When it comes to farming in Illinois we usually don’t think about it being dry in the spring. It is usually the opposite: too wet to get in the field and concerns about creating compaction, sidewall compaction in the furrow or crusting. But at times the soil can get too dry in the spring; either from lack of rain or from tillage and windy conditions. Or it rains hard, dries quickly and bakes the surface, leaving a crust that a soybean seedling can’t break through.
Planting soybeans when it is too dry creates a risk of incomplete germination. Soybeans absorb about 50% of their seed weight in water before the germination process can begin.
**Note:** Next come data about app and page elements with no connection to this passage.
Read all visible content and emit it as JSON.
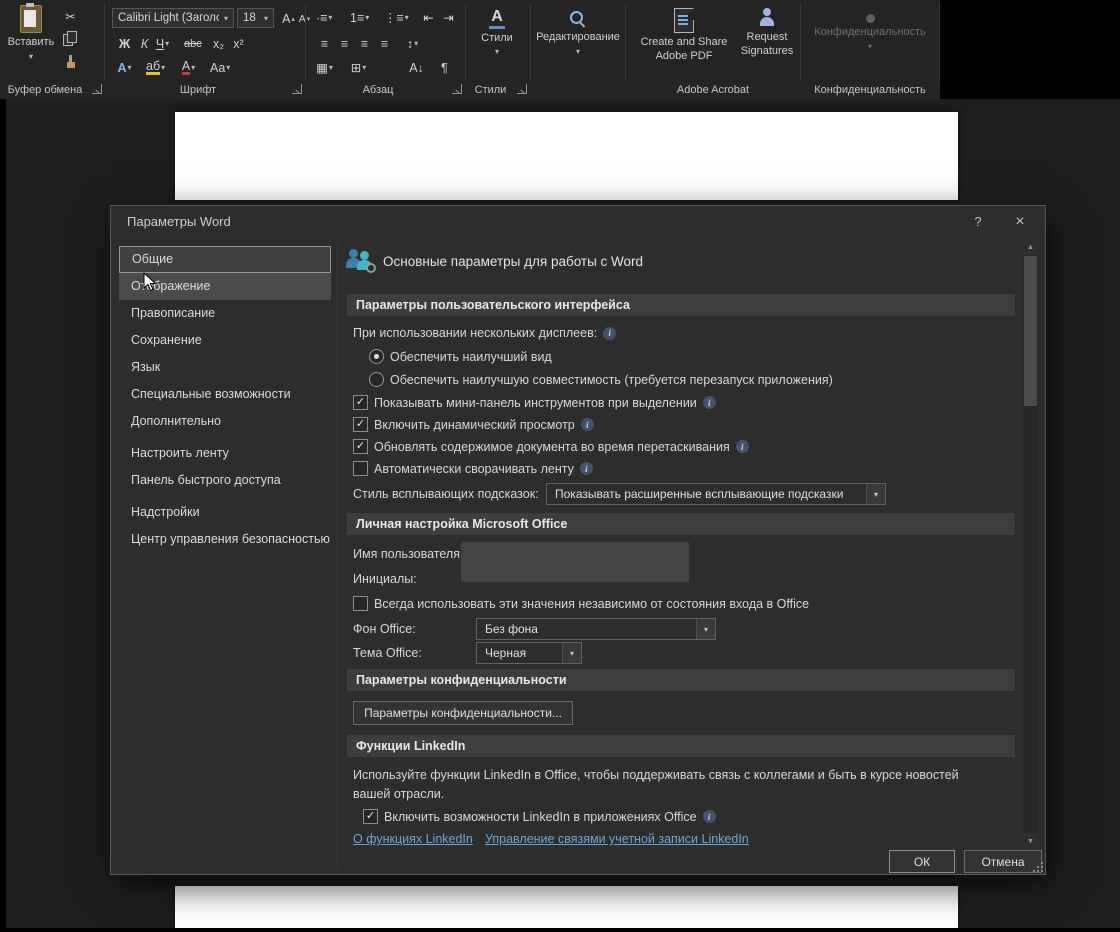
{
  "icons": {
    "caret": "▾",
    "scissors": "✂",
    "check": "✓",
    "up": "▴",
    "down": "▾",
    "bullets": "∙≡",
    "numbered": "1≡",
    "multilevel": "⋮≡",
    "indent_dec": "⇤",
    "indent_inc": "⇥",
    "align_left": "≡",
    "align_center": "≡",
    "align_right": "≡",
    "align_justify": "≡",
    "spacing": "↕",
    "shading": "▦",
    "borders": "⊞",
    "sort": "А↓",
    "pilcrow": "¶",
    "scroll_up": "▲",
    "scroll_down": "▼"
  },
  "ribbon": {
    "paste_label": "Вставить",
    "font_name": "Calibri Light (Заголов",
    "font_size": "18",
    "letterA": "А",
    "font_bold": "Ж",
    "font_italic": "К",
    "font_underline": "Ч",
    "font_strike": "abc",
    "font_sub": "x₂",
    "font_sup": "x²",
    "font_highlight": "аб",
    "font_case": "Aa",
    "styles_label": "Стили",
    "editing_label": "Редактирование",
    "adobe_pdf_label": "Create and Share Adobe PDF",
    "request_sig_label": "Request Signatures",
    "confidentiality_label": "Конфиденциальность",
    "groups": {
      "clipboard": "Буфер обмена",
      "font": "Шрифт",
      "paragraph": "Абзац",
      "styles": "Стили",
      "adobe": "Adobe Acrobat",
      "confidentiality": "Конфиденциальность"
    }
  },
  "dialog": {
    "title": "Параметры Word",
    "help": "?",
    "close": "×",
    "sidebar": [
      "Общие",
      "Отображение",
      "Правописание",
      "Сохранение",
      "Язык",
      "Специальные возможности",
      "Дополнительно",
      "Настроить ленту",
      "Панель быстрого доступа",
      "Надстройки",
      "Центр управления безопасностью"
    ],
    "header": "Основные параметры для работы с Word",
    "ui_section": {
      "title": "Параметры пользовательского интерфейса",
      "multi_display_label": "При использовании нескольких дисплеев:",
      "radio_best_look": "Обеспечить наилучший вид",
      "radio_compat": "Обеспечить наилучшую совместимость (требуется перезапуск приложения)",
      "cb_minitoolbar": "Показывать мини-панель инструментов при выделении",
      "cb_live_preview": "Включить динамический просмотр",
      "cb_drag_update": "Обновлять содержимое документа во время перетаскивания",
      "cb_collapse_ribbon": "Автоматически сворачивать ленту",
      "tooltip_label": "Стиль всплывающих подсказок:",
      "tooltip_value": "Показывать расширенные всплывающие подсказки"
    },
    "personal_section": {
      "title": "Личная настройка Microsoft Office",
      "username_label": "Имя пользователя:",
      "initials_label": "Инициалы:",
      "cb_always": "Всегда использовать эти значения независимо от состояния входа в Office",
      "background_label": "Фон Office:",
      "background_value": "Без фона",
      "theme_label": "Тема Office:",
      "theme_value": "Черная"
    },
    "privacy_section": {
      "title": "Параметры конфиденциальности",
      "button": "Параметры конфиденциальности..."
    },
    "linkedin_section": {
      "title": "Функции LinkedIn",
      "description": "Используйте функции LinkedIn в Office, чтобы поддерживать связь с коллегами и быть в курсе новостей вашей отрасли.",
      "cb_enable": "Включить возможности LinkedIn в приложениях Office",
      "link_about": "О функциях LinkedIn",
      "link_manage": "Управление связями учетной записи LinkedIn"
    },
    "ok": "ОК",
    "cancel": "Отмена"
  }
}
As a result, planting into soil with inadequate moisture may result in failed germination and reduced or delayed emergence, which affects final stands.
If you find yourself planting into drier soil—go deeper. For decades the recommended planting depth was 1 to 1 ½ inches. But recent research conducted by Jim Specht, retired University of Nebraska scientist, showed that today’s soybean planting depth can be pushed to 1.75 to 2.00 inches without much concern. Add in better seedling vigor ratings, seed treatments and better equipment planters, and the risk of planting deeper is minimal.
So if you find the soil dry at the top and the soil is in good condition drop your planting depth to 2 inches. Planting deeper than 2 inches creates a risk that the seedling will not have enough energy available to emerge, especially if the surface crusts.
When thinking about increasing the depth consider the vitality and vigor of the genetics you purchased, soil texture and surface residue. Light soils and no-till soils are much less likely to crust. Row planters with row cleaners are better designed to place seed deeper in the soil while leaving the soil in better condition than a drill.
Soybean germination is fickle and more unreliable than corn. But then soybean seeding rates are typically five times greater than corn and this usually compensates for failed emergence. But in some years, dry conditions or crusting will persist in parts of the field that lead to uneven emergence and gaps in stands. Before rushing out to replace, evaluate the cause of uneven emergence, its uniformity and stand density before considering replanting.
Agronomist Dr. Daniel Davidson posts blogs on agronomy-related topics. Feel free to contact him at firstname.lastname@example.org.